The Cadillac tax, which would have imposed a 40 percent excise tax on employer-sponsored health benefits whose value exceeds certain thresholds beginning in 2022, has been repealed.
The 40 percent excise tax would have been imposed on plan administrators and insurers when the cost of employer-sponsored health coverage exceeds $11,200 for single coverage and $30,150 for family coverage for plans beginning in 2022.
The tax was delayed twice: in 2015 and 2018. It was repealed as part of the fiscal year 2020 appropriations legislation passed in 2019.
Required disclosures to participants and beneficiaries
The federal government is proposing a rule that would require self-funded, non-grandfathered employer-based group health plans and health insurers offering non-grandfathered group and individual health coverage to disclose cost-sharing information to participants, beneficiaries and enrollees upon request.
The Transparency in Coverage proposed rule was released by the U.S. Departments of Health and Human Services, Labor and the Treasury in late November 2019. The rules would be effective one year after the effective date of the final rule.
Continue reading here.
A new federal rule requires hospitals operating in the U.S. to publish their prices for items and services on their websites, effective Jan. 1, 2021. According to the rule, these requirements will promote price transparency in healthcare and public access to hospital standard charges.
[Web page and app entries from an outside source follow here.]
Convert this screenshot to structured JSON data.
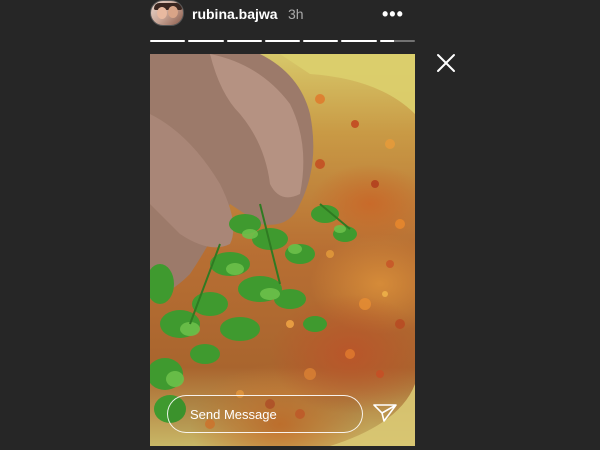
{
  "header": {
    "username": "rubina.bajwa",
    "time": "3h",
    "more_label": "•••"
  },
  "story": {
    "segments": 7,
    "current_index": 6,
    "current_progress": 0.4,
    "description_icon": "food-photo"
  },
  "composer": {
    "placeholder": "Send Message"
  },
  "icons": {
    "close": "close-icon",
    "send": "paper-plane-icon",
    "more": "ellipsis-icon"
  },
  "colors": {
    "background": "#262626",
    "text": "#ffffff",
    "muted": "#aaaaaa"
  }
}
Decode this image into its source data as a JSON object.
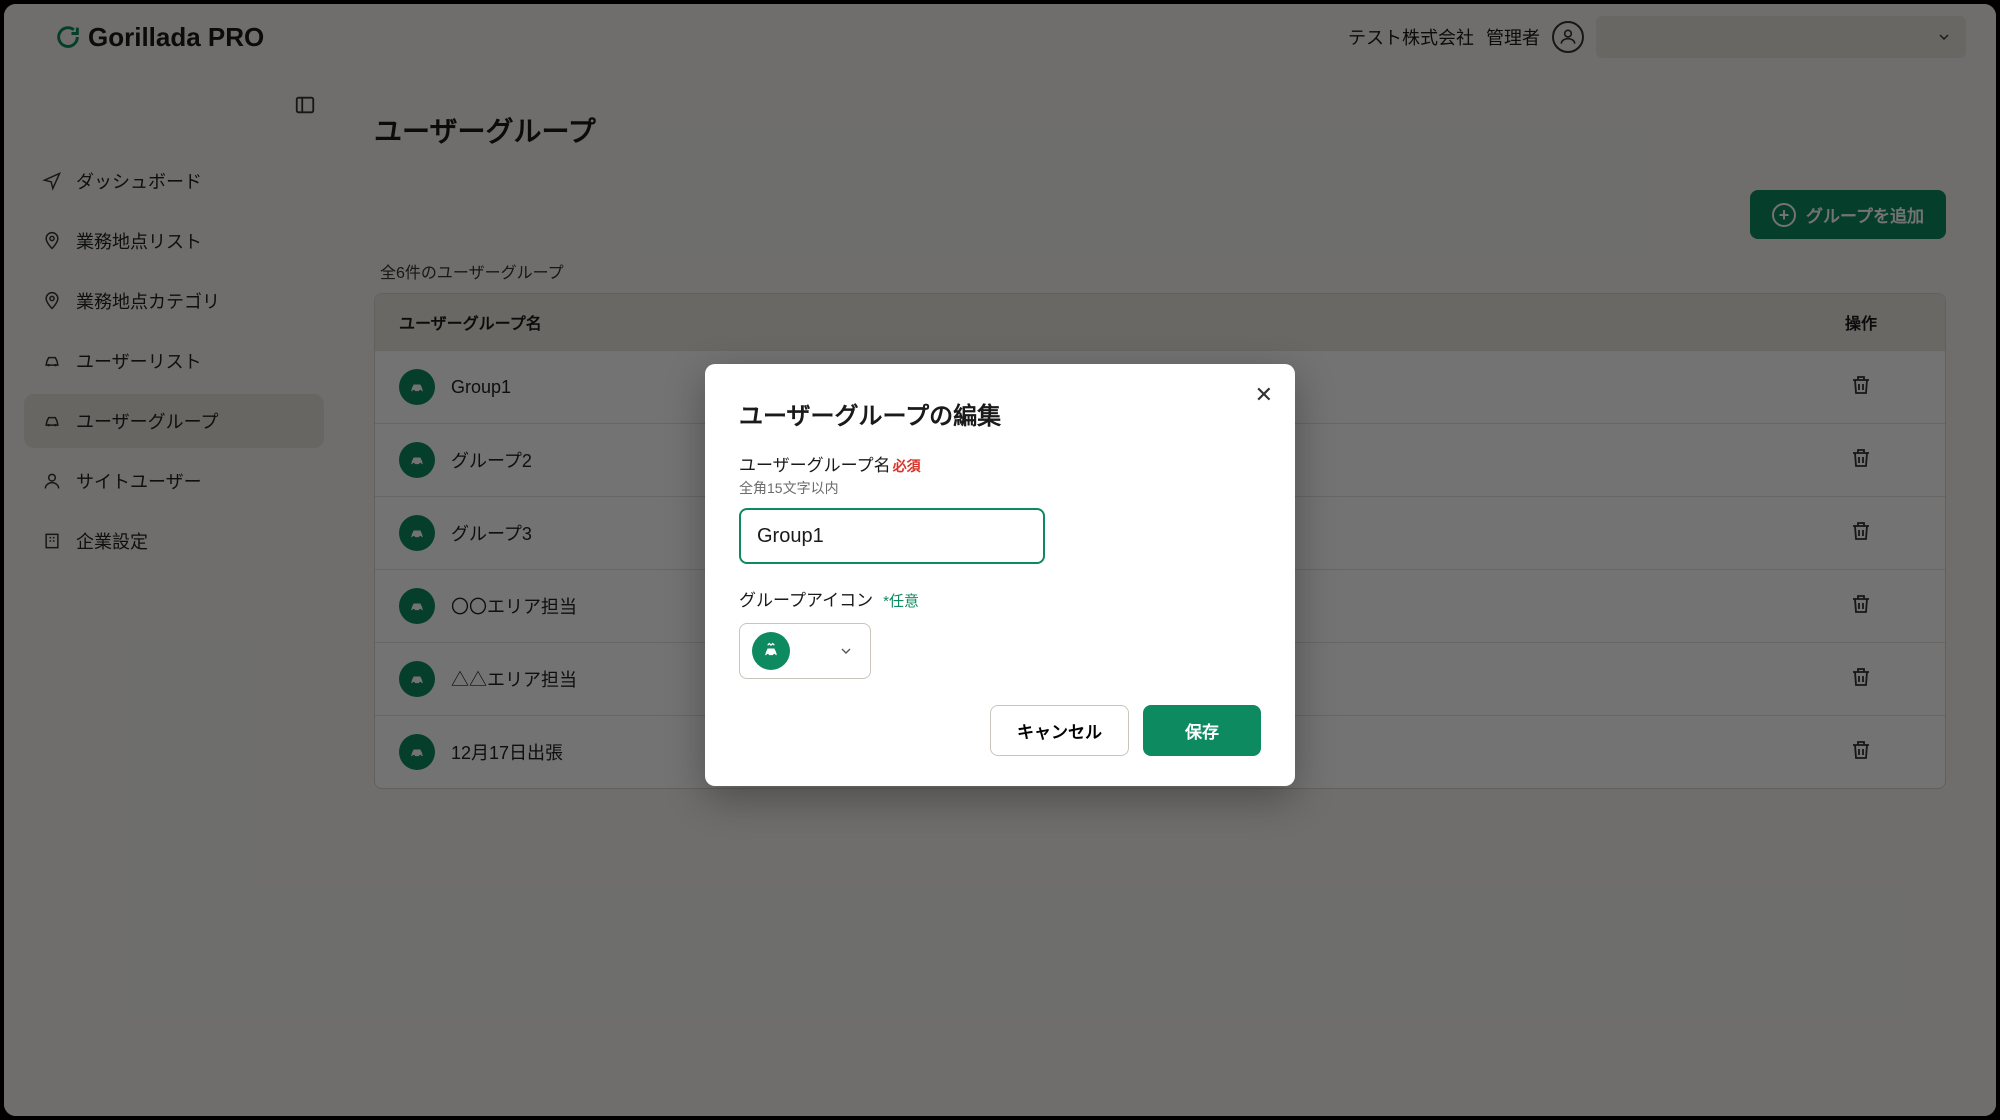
{
  "header": {
    "logo_text": "Gorillada PRO",
    "company": "テスト株式会社",
    "role": "管理者"
  },
  "sidebar": {
    "items": [
      {
        "label": "ダッシュボード"
      },
      {
        "label": "業務地点リスト"
      },
      {
        "label": "業務地点カテゴリ"
      },
      {
        "label": "ユーザーリスト"
      },
      {
        "label": "ユーザーグループ"
      },
      {
        "label": "サイトユーザー"
      },
      {
        "label": "企業設定"
      }
    ]
  },
  "page": {
    "title": "ユーザーグループ",
    "add_button": "グループを追加",
    "count_label": "全6件のユーザーグループ",
    "th_name": "ユーザーグループ名",
    "th_ops": "操作"
  },
  "groups": [
    {
      "name": "Group1"
    },
    {
      "name": "グループ2"
    },
    {
      "name": "グループ3"
    },
    {
      "name": "〇〇エリア担当"
    },
    {
      "name": "△△エリア担当"
    },
    {
      "name": "12月17日出張"
    }
  ],
  "modal": {
    "title": "ユーザーグループの編集",
    "name_label": "ユーザーグループ名",
    "required": "必須",
    "name_hint": "全角15文字以内",
    "name_value": "Group1",
    "icon_label": "グループアイコン",
    "optional": "*任意",
    "cancel": "キャンセル",
    "save": "保存"
  }
}
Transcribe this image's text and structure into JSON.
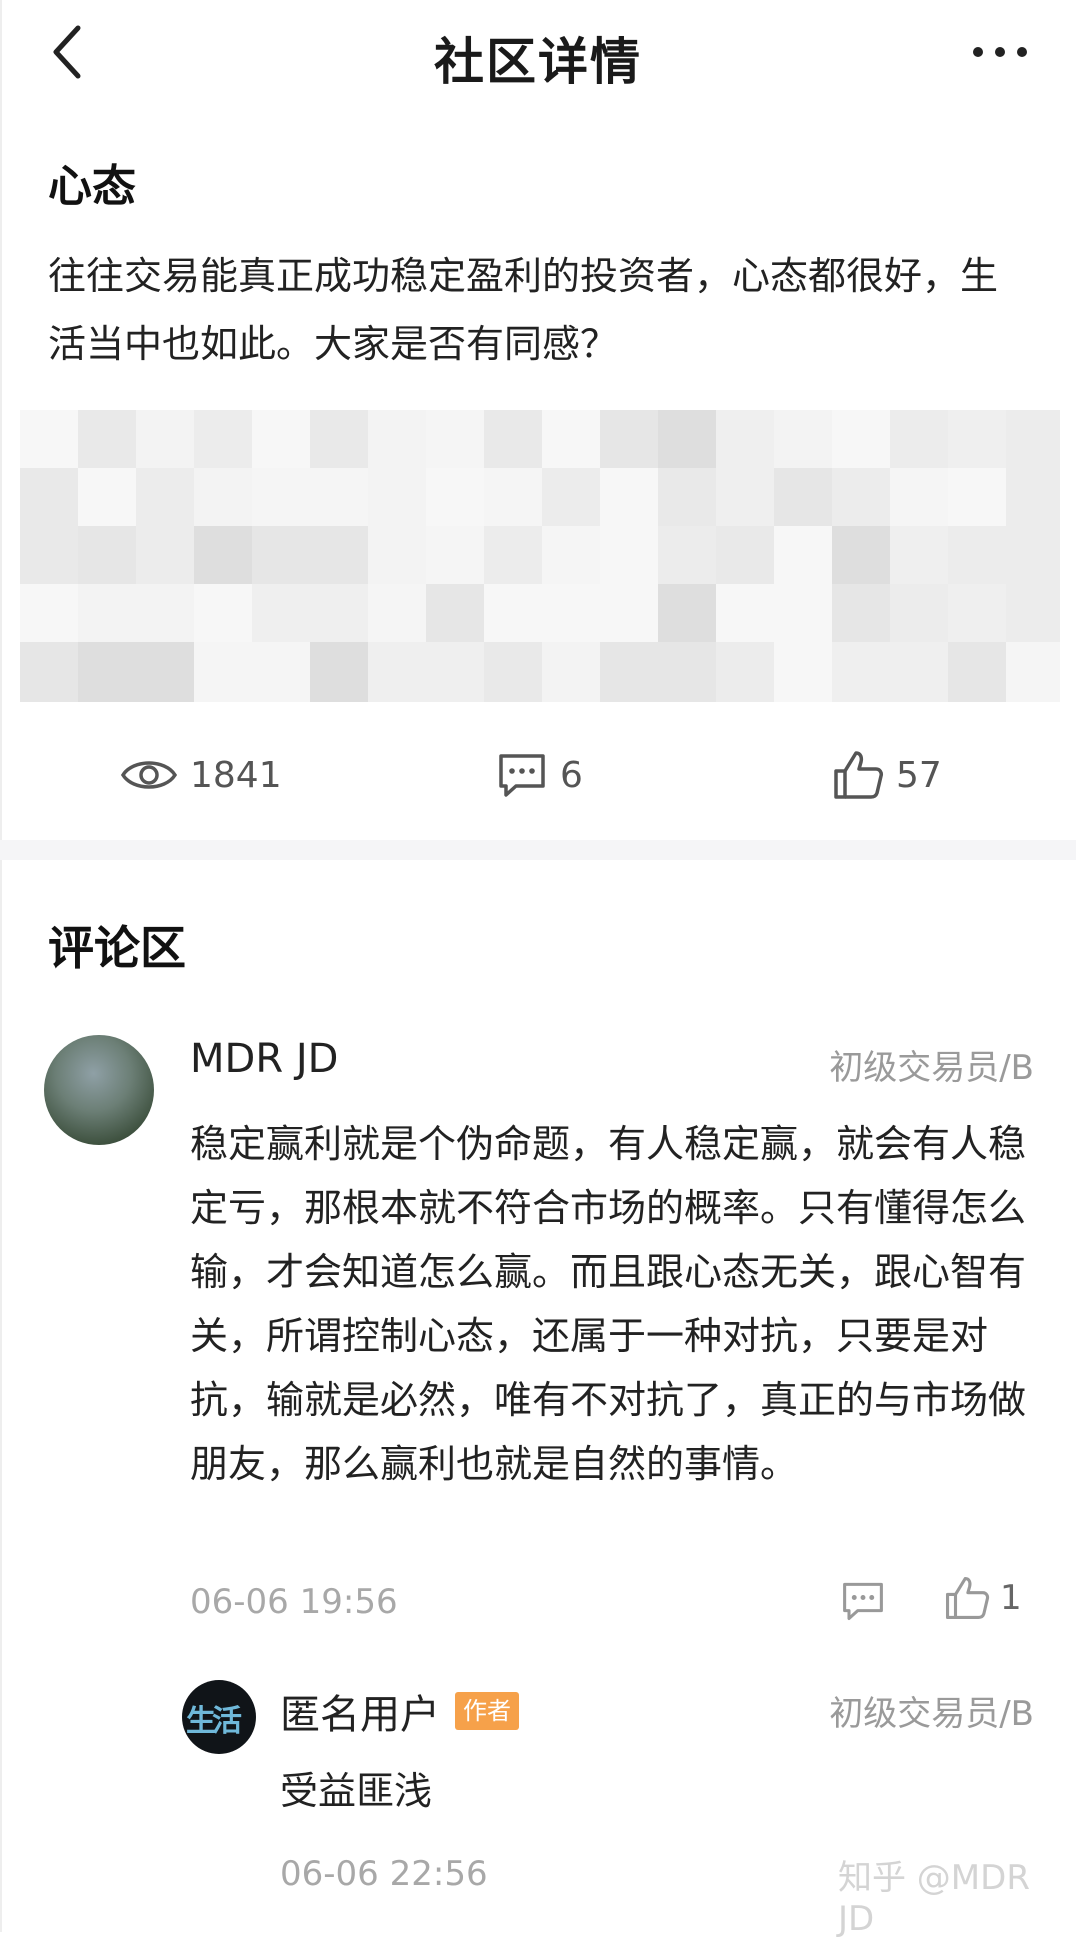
{
  "nav": {
    "title": "社区详情"
  },
  "post": {
    "title": "心态",
    "body": "往往交易能真正成功稳定盈利的投资者，心态都很好，生活当中也如此。大家是否有同感？",
    "stats": {
      "views": "1841",
      "comments": "6",
      "likes": "57"
    }
  },
  "comments_section": {
    "title": "评论区",
    "comments": [
      {
        "username": "MDR JD",
        "level": "初级交易员/B",
        "text": "稳定赢利就是个伪命题，有人稳定赢，就会有人稳定亏，那根本就不符合市场的概率。只有懂得怎么输，才会知道怎么赢。而且跟心态无关，跟心智有关，所谓控制心态，还属于一种对抗，只要是对抗，输就是必然，唯有不对抗了，真正的与市场做朋友，那么赢利也就是自然的事情。",
        "time": "06-06 19:56",
        "likes": "1",
        "replies": [
          {
            "username": "匿名用户",
            "badge": "作者",
            "avatar_text": "生活",
            "level": "初级交易员/B",
            "text": "受益匪浅",
            "time": "06-06 22:56"
          }
        ]
      }
    ]
  },
  "watermark": "知乎 @MDR JD",
  "colors": {
    "badge": "#f6a14a",
    "muted_text": "#a8a8a8",
    "level_text": "#9a9a9a",
    "divider": "#f5f5f7"
  }
}
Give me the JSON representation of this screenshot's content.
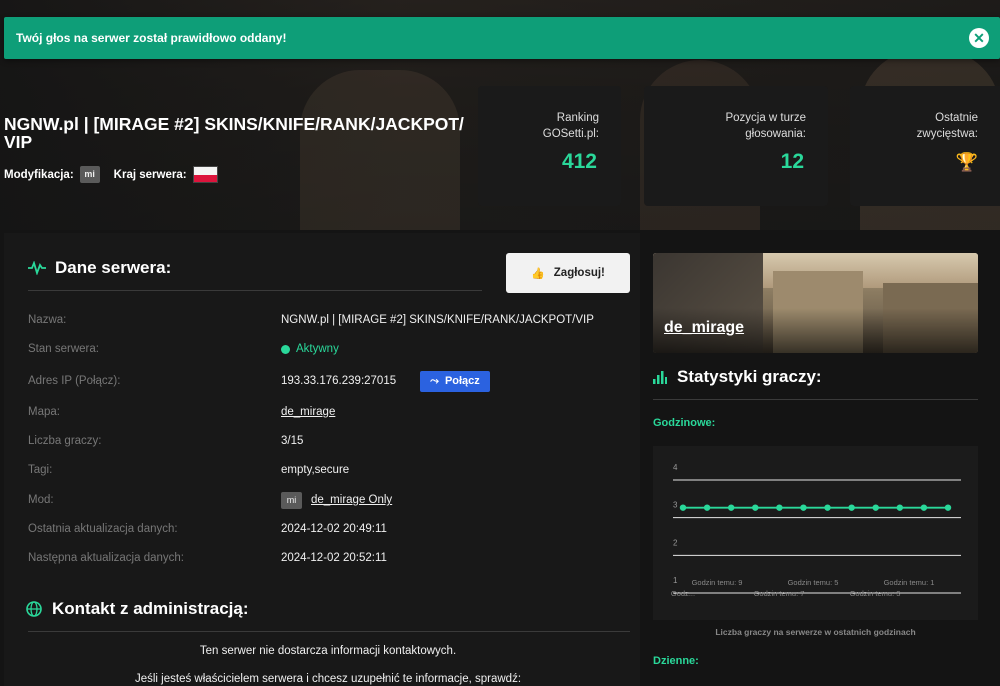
{
  "alert": {
    "message": "Twój głos na serwer został prawidłowo oddany!",
    "close_icon": "✕"
  },
  "server": {
    "title": "NGNW.pl | [MIRAGE #2] SKINS/KNIFE/RANK/JACKPOT/ VIP",
    "mod_label": "Modyfikacja:",
    "mod_badge": "mi",
    "country_label": "Kraj serwera:",
    "country_flag": "PL"
  },
  "stats": [
    {
      "label_line1": "Ranking",
      "label_line2": "GOSetti.pl:",
      "value": "412"
    },
    {
      "label_line1": "Pozycja w turze",
      "label_line2": "głosowania:",
      "value": "12"
    },
    {
      "label_line1": "Ostatnie",
      "label_line2": "zwycięstwa:",
      "icon": "trophy-icon"
    }
  ],
  "server_data": {
    "heading": "Dane serwera:",
    "vote_button": "Zagłosuj!",
    "rows": {
      "name": {
        "label": "Nazwa:",
        "value": "NGNW.pl | [MIRAGE #2] SKINS/KNIFE/RANK/JACKPOT/VIP"
      },
      "status": {
        "label": "Stan serwera:",
        "value": "Aktywny"
      },
      "ip": {
        "label": "Adres IP (Połącz):",
        "value": "193.33.176.239:27015",
        "connect_button": "Połącz"
      },
      "map": {
        "label": "Mapa:",
        "value": "de_mirage"
      },
      "players": {
        "label": "Liczba graczy:",
        "value": "3/15"
      },
      "tags": {
        "label": "Tagi:",
        "value": "empty,secure"
      },
      "mod": {
        "label": "Mod:",
        "badge": "mi",
        "value": "de_mirage Only"
      },
      "last_update": {
        "label": "Ostatnia aktualizacja danych:",
        "value": "2024-12-02 20:49:11"
      },
      "next_update": {
        "label": "Następna aktualizacja danych:",
        "value": "2024-12-02 20:52:11"
      }
    }
  },
  "contact": {
    "heading": "Kontakt z administracją:",
    "line1": "Ten serwer nie dostarcza informacji kontaktowych.",
    "line2": "Jeśli jesteś właścicielem serwera i chcesz uzupełnić te informacje, sprawdź:"
  },
  "map_card": {
    "name": "de_mirage"
  },
  "player_stats": {
    "heading": "Statystyki graczy:",
    "hourly_label": "Godzinowe:",
    "daily_label": "Dzienne:",
    "caption": "Liczba graczy na serwerze w ostatnich godzinach"
  },
  "colors": {
    "accent": "#2ad89a",
    "alert": "#0e9e78",
    "connect": "#2b62e0",
    "trophy": "#c96a2a"
  },
  "chart_data": {
    "type": "line",
    "title": "",
    "xlabel": "",
    "ylabel": "",
    "x_labels_top": [
      "Godzin temu: 9",
      "Godzin temu: 5",
      "Godzin temu: 1"
    ],
    "x_labels_bottom": [
      "Godz...",
      "Godzin temu: 7",
      "Godzin temu: 3"
    ],
    "y_ticks": [
      "1",
      "2",
      "3",
      "4"
    ],
    "ylim": [
      1,
      4
    ],
    "series": [
      {
        "values": [
          3,
          3,
          3,
          3,
          3,
          3,
          3,
          3,
          3,
          3,
          3,
          3
        ]
      }
    ]
  }
}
The rule requires each hospital to establish and make public annually a list of its standard charges for items and services by location. Continue reading
The Patient-Centered Outcomes Research Institute (PCORI) fee has been extended 10 years through 2029.
PCORI will continue to use these fees to fund research to compare different medical treatments and interventions to determine what treatments are most effective with the help of clinicians, purchasers, policymakers and patients. The non-profit organization’s mission is to help doctors and patients make evidence-based healthcare decisions.
Before the extension, the fee expired with policy or plan years ending Sept. 30, 2019, (with payment due July 31, 2020). Insurers of fully insured plans and sponsors of self-funded plans ending between Oct. 1, 2018, and Sept. 30, 2019, were assessed a fee of $2.45 per average number of covered lives.
We will provide more information about the fee as it becomes available.
The IRS has extended the deadline for employers (reporting entities) to furnish individuals the 2019 Form 1095-B, Health Coverage, and the 2019 Form 1095-C, Employer-Provided Health Insurance Offer and Coverage, from Jan. 31, 2020, to March 2, 2020.
The IRS also extended the good-faith transition relief from Section 6722 penalties to the 2020 information-reporting requirements under Sections 6055 of the IRS Code provided certain conditions are met. However, the relief does not apply to reporting entities’ that offer self-funded health benefit plans, and their requirement to furnish a Form 1095-C to full-time employees, but does extend relief to the requirement to furnish a Form 1095-C to part-time employees for any month of 2019, provided the following two conditions are met:
- First, the reporting entity posts a notice prominently on its website stating that responsible individuals may receive a copy of their 2019 Form 1095-B upon request, accompanied by an email address and a physical address to which a request may be sent, as well as a telephone number that responsible individuals can use to contact the reporting entity with any questions.
- Second, the reporting entity furnishes a 2019 Form 1095-B to any responsible individual upon request within 30 days of the date the request is received. The due date for employers filing the 2019 Forms 1094-B, 1095-B, 1094-C and 1095-C with the IRS remains Feb. 28, 2020, if not filing electronically, or March 31, 2020, if filing electronically.
In early January, we will provide a spreadsheet, available in the Document Center, that employers may use to help them with compiling the data needed for the forms. For help with completing the forms or filing with the IRS, see your accountant, tax adviser and/or payroll services company.
A non-grandfathered group health plan’s annual in-network out-of-pocket maximum for Essential Health Benefits for the 2020 plan year cannot exceed $8,150 (currently $7,900) for a self-only plan and $16,300 (currently $15,800) for other than self-only coverage, an increase of slightly more than 3 percent from 2019.
The new cost-sharing amounts were released by the U.S. Department of Health and Human Services’ Notice of Benefit and Payment Parameters for 2020. The in-network individual out-of-pocket maximum applies to all individuals, regardless of whether an individual has a self-only plan or other than self-only coverage.
Next week, Starmark clients with a self-funded health benefit plan design that are required to pay the Patient-Centered Outcomes Research Institute (PCORI) fee will receive a letter via mail providing their group’s “average covered lives” during the plan year ending in 2018 (using the Snapshot Count method).
As a courtesy, the Broker of Record will receive a duplicate copy of the letter sent to their group(s). The letter will also be posted to the Document Center on the Starmark website for the employer, the Broker of Record and the broker’s managing general agent to view.
The Affordable Care Act and associated regulations require health insurance issuers and plan sponsors of self-funded group health plans to file and pay an annual PCORI fee.
Plan sponsors of self-funded health plan years ending in 2018, are required to pay the fee to the IRS and file Form 720 by July 31, 2019.
Click here to view a sample letter.